◆ WHAT YOU SHOULD DO
The required output is the complete listing, copied word for word.

◆ RECORDS PROVIDED
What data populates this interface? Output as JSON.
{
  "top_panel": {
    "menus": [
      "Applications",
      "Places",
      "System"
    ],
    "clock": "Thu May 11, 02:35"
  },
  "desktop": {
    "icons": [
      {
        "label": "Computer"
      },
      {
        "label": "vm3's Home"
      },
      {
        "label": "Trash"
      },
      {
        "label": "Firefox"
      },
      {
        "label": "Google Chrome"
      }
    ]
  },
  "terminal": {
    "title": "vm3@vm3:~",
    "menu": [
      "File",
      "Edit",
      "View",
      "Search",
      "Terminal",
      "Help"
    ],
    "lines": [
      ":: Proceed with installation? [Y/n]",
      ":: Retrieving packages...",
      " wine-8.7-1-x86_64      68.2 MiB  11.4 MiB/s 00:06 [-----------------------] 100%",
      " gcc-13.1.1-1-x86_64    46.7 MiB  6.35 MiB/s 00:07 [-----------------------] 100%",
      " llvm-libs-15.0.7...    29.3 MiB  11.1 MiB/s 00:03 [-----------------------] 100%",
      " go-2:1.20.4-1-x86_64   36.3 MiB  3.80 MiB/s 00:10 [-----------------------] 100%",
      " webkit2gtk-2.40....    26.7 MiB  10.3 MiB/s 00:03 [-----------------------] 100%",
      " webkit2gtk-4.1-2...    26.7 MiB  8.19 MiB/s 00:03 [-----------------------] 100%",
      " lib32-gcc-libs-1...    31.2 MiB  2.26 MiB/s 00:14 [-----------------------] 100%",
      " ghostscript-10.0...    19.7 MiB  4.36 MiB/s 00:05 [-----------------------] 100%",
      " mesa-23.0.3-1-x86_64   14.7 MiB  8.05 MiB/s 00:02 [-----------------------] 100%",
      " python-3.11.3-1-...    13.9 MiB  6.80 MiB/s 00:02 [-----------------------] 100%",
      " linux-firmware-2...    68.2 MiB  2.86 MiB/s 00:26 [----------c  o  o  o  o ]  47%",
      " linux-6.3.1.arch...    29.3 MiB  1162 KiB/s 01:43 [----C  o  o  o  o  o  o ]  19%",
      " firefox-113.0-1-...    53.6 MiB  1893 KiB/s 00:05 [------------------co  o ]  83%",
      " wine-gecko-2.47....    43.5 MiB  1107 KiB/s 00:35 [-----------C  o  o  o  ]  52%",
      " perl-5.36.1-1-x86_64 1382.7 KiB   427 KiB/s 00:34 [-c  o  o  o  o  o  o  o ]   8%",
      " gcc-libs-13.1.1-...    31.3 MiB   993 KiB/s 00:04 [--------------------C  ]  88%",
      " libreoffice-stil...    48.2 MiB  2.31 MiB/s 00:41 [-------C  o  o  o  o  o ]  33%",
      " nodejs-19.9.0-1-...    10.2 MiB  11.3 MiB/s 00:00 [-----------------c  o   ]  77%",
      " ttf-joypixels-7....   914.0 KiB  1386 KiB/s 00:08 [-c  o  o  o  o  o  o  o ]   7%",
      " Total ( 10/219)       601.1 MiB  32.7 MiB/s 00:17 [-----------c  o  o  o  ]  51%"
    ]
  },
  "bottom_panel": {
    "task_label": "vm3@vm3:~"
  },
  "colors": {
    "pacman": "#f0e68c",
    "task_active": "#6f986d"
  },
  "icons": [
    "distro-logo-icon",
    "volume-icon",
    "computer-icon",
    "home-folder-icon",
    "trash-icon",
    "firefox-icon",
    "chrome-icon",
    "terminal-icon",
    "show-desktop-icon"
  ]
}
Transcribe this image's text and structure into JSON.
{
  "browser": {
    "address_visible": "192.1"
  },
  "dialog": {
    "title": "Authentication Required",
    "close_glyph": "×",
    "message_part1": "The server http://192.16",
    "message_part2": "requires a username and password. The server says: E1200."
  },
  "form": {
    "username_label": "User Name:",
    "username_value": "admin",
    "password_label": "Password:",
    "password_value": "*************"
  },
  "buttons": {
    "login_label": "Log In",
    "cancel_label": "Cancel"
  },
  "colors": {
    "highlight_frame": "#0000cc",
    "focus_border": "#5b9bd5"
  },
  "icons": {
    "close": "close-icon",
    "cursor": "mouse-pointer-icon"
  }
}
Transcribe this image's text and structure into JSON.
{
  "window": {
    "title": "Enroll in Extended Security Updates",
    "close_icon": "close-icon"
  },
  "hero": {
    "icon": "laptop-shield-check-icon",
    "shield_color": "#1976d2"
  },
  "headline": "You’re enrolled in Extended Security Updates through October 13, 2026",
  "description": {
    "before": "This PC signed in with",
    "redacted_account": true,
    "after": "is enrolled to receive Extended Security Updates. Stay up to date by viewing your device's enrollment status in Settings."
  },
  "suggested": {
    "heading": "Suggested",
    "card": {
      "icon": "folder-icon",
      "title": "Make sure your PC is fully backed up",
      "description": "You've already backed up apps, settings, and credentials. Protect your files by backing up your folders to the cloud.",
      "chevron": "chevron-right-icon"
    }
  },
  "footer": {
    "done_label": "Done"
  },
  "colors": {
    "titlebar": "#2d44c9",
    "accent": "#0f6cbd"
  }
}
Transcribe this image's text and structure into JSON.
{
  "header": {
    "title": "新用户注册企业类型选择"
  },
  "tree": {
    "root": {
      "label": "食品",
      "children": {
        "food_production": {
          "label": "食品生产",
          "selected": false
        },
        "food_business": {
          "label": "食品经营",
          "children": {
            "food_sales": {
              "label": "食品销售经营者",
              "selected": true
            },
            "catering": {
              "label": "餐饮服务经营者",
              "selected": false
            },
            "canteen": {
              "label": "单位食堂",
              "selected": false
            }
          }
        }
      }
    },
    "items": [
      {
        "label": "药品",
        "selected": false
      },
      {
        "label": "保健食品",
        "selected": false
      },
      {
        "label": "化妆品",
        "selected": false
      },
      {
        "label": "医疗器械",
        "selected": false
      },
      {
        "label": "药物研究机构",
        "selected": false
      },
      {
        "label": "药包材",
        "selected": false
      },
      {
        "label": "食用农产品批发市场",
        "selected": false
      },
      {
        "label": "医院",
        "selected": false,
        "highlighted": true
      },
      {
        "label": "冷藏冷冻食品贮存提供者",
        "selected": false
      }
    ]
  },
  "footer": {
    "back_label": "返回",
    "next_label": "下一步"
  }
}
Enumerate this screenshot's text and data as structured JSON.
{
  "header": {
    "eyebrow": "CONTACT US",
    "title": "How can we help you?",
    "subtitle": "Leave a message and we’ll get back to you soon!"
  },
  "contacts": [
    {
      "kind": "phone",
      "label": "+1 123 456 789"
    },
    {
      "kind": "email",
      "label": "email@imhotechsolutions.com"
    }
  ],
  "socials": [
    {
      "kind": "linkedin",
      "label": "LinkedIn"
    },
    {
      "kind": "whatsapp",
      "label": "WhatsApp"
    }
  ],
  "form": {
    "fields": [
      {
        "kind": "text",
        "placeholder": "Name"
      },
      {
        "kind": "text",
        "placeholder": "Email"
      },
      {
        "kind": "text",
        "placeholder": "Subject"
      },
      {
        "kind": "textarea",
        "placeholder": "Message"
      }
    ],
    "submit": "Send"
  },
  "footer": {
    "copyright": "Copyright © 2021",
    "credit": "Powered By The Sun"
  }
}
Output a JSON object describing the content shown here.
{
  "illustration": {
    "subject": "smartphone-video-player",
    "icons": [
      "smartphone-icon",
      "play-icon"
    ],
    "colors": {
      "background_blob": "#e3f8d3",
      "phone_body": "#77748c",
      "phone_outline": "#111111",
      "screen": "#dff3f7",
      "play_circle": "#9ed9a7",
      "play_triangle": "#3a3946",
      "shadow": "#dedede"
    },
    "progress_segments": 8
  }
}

◆ SOLUTION FOR THIS TASK
What data populates this interface? Output as JSON.
{
  "top_panel": {
    "menus": [
      "Applications",
      "Places",
      "System"
    ],
    "clock": "Thu May 11, 02:35"
  },
  "desktop": {
    "icons": [
      {
        "label": "Computer"
      },
      {
        "label": "vm3's Home"
      },
      {
        "label": "Trash"
      },
      {
        "label": "Firefox"
      },
      {
        "label": "Google Chrome"
      }
    ]
  },
  "terminal": {
    "title": "vm3@vm3:~",
    "menu": [
      "File",
      "Edit",
      "View",
      "Search",
      "Terminal",
      "Help"
    ],
    "lines": [
      ":: Proceed with installation? [Y/n]",
      ":: Retrieving packages...",
      " wine-8.7-1-x86_64      68.2 MiB  11.4 MiB/s 00:06 [-----------------------] 100%",
      " gcc-13.1.1-1-x86_64    46.7 MiB  6.35 MiB/s 00:07 [-----------------------] 100%",
      " llvm-libs-15.0.7...    29.3 MiB  11.1 MiB/s 00:03 [-----------------------] 100%",
      " go-2:1.20.4-1-x86_64   36.3 MiB  3.80 MiB/s 00:10 [-----------------------] 100%",
      " webkit2gtk-2.40....    26.7 MiB  10.3 MiB/s 00:03 [-----------------------] 100%",
      " webkit2gtk-4.1-2...    26.7 MiB  8.19 MiB/s 00:03 [-----------------------] 100%",
      " lib32-gcc-libs-1...    31.2 MiB  2.26 MiB/s 00:14 [-----------------------] 100%",
      " ghostscript-10.0...    19.7 MiB  4.36 MiB/s 00:05 [-----------------------] 100%",
      " mesa-23.0.3-1-x86_64   14.7 MiB  8.05 MiB/s 00:02 [-----------------------] 100%",
      " python-3.11.3-1-...    13.9 MiB  6.80 MiB/s 00:02 [-----------------------] 100%",
      " linux-firmware-2...    68.2 MiB  2.86 MiB/s 00:26 [----------c  o  o  o  o ]  47%",
      " linux-6.3.1.arch...    29.3 MiB  1162 KiB/s 01:43 [----C  o  o  o  o  o  o ]  19%",
      " firefox-113.0-1-...    53.6 MiB  1893 KiB/s 00:05 [------------------co  o ]  83%",
      " wine-gecko-2.47....    43.5 MiB  1107 KiB/s 00:35 [-----------C  o  o  o  ]  52%",
      " perl-5.36.1-1-x86_64 1382.7 KiB   427 KiB/s 00:34 [-c  o  o  o  o  o  o  o ]   8%",
      " gcc-libs-13.1.1-...    31.3 MiB   993 KiB/s 00:04 [--------------------C  ]  88%",
      " libreoffice-stil...    48.2 MiB  2.31 MiB/s 00:41 [-------C  o  o  o  o  o ]  33%",
      " nodejs-19.9.0-1-...    10.2 MiB  11.3 MiB/s 00:00 [-----------------c  o   ]  77%",
      " ttf-joypixels-7....   914.0 KiB  1386 KiB/s 00:08 [-c  o  o  o  o  o  o  o ]   7%",
      " Total ( 10/219)       601.1 MiB  32.7 MiB/s 00:17 [-----------c  o  o  o  ]  51%"
    ]
  },
  "bottom_panel": {
    "task_label": "vm3@vm3:~"
  },
  "colors": {
    "pacman": "#f0e68c",
    "task_active": "#6f986d"
  },
  "icons": [
    "distro-logo-icon",
    "volume-icon",
    "computer-icon",
    "home-folder-icon",
    "trash-icon",
    "firefox-icon",
    "chrome-icon",
    "terminal-icon",
    "show-desktop-icon"
  ]
}
Transcribe this image's text and structure into JSON.
{
  "browser": {
    "address_visible": "192.1"
  },
  "dialog": {
    "title": "Authentication Required",
    "close_glyph": "×",
    "message_part1": "The server http://192.16",
    "message_part2": "requires a username and password. The server says: E1200."
  },
  "form": {
    "username_label": "User Name:",
    "username_value": "admin",
    "password_label": "Password:",
    "password_value": "*************"
  },
  "buttons": {
    "login_label": "Log In",
    "cancel_label": "Cancel"
  },
  "colors": {
    "highlight_frame": "#0000cc",
    "focus_border": "#5b9bd5"
  },
  "icons": {
    "close": "close-icon",
    "cursor": "mouse-pointer-icon"
  }
}
Transcribe this image's text and structure into JSON.
{
  "window": {
    "title": "Enroll in Extended Security Updates",
    "close_icon": "close-icon"
  },
  "hero": {
    "icon": "laptop-shield-check-icon",
    "shield_color": "#1976d2"
  },
  "headline": "You’re enrolled in Extended Security Updates through October 13, 2026",
  "description": {
    "before": "This PC signed in with",
    "redacted_account": true,
    "after": "is enrolled to receive Extended Security Updates. Stay up to date by viewing your device's enrollment status in Settings."
  },
  "suggested": {
    "heading": "Suggested",
    "card": {
      "icon": "folder-icon",
      "title": "Make sure your PC is fully backed up",
      "description": "You've already backed up apps, settings, and credentials. Protect your files by backing up your folders to the cloud.",
      "chevron": "chevron-right-icon"
    }
  },
  "footer": {
    "done_label": "Done"
  },
  "colors": {
    "titlebar": "#2d44c9",
    "accent": "#0f6cbd"
  }
}
Transcribe this image's text and structure into JSON.
{
  "header": {
    "title": "新用户注册企业类型选择"
  },
  "tree": {
    "root": {
      "label": "食品",
      "children": {
        "food_production": {
          "label": "食品生产",
          "selected": false
        },
        "food_business": {
          "label": "食品经营",
          "children": {
            "food_sales": {
              "label": "食品销售经营者",
              "selected": true
            },
            "catering": {
              "label": "餐饮服务经营者",
              "selected": false
            },
            "canteen": {
              "label": "单位食堂",
              "selected": false
            }
          }
        }
      }
    },
    "items": [
      {
        "label": "药品",
        "selected": false
      },
      {
        "label": "保健食品",
        "selected": false
      },
      {
        "label": "化妆品",
        "selected": false
      },
      {
        "label": "医疗器械",
        "selected": false
      },
      {
        "label": "药物研究机构",
        "selected": false
      },
      {
        "label": "药包材",
        "selected": false
      },
      {
        "label": "食用农产品批发市场",
        "selected": false
      },
      {
        "label": "医院",
        "selected": false,
        "highlighted": true
      },
      {
        "label": "冷藏冷冻食品贮存提供者",
        "selected": false
      }
    ]
  },
  "footer": {
    "back_label": "返回",
    "next_label": "下一步"
  }
}
Enumerate this screenshot's text and data as structured JSON.
{
  "header": {
    "eyebrow": "CONTACT US",
    "title": "How can we help you?",
    "subtitle": "Leave a message and we’ll get back to you soon!"
  },
  "contacts": [
    {
      "kind": "phone",
      "label": "+1 123 456 789"
    },
    {
      "kind": "email",
      "label": "email@imhotechsolutions.com"
    }
  ],
  "socials": [
    {
      "kind": "linkedin",
      "label": "LinkedIn"
    },
    {
      "kind": "whatsapp",
      "label": "WhatsApp"
    }
  ],
  "form": {
    "fields": [
      {
        "kind": "text",
        "placeholder": "Name"
      },
      {
        "kind": "text",
        "placeholder": "Email"
      },
      {
        "kind": "text",
        "placeholder": "Subject"
      },
      {
        "kind": "textarea",
        "placeholder": "Message"
      }
    ],
    "submit": "Send"
  },
  "footer": {
    "copyright": "Copyright © 2021",
    "credit": "Powered By The Sun"
  }
}
Output a JSON object describing the content shown here.
{
  "illustration": {
    "subject": "smartphone-video-player",
    "icons": [
      "smartphone-icon",
      "play-icon"
    ],
    "colors": {
      "background_blob": "#e3f8d3",
      "phone_body": "#77748c",
      "phone_outline": "#111111",
      "screen": "#dff3f7",
      "play_circle": "#9ed9a7",
      "play_triangle": "#3a3946",
      "shadow": "#dedede"
    },
    "progress_segments": 8
  }
}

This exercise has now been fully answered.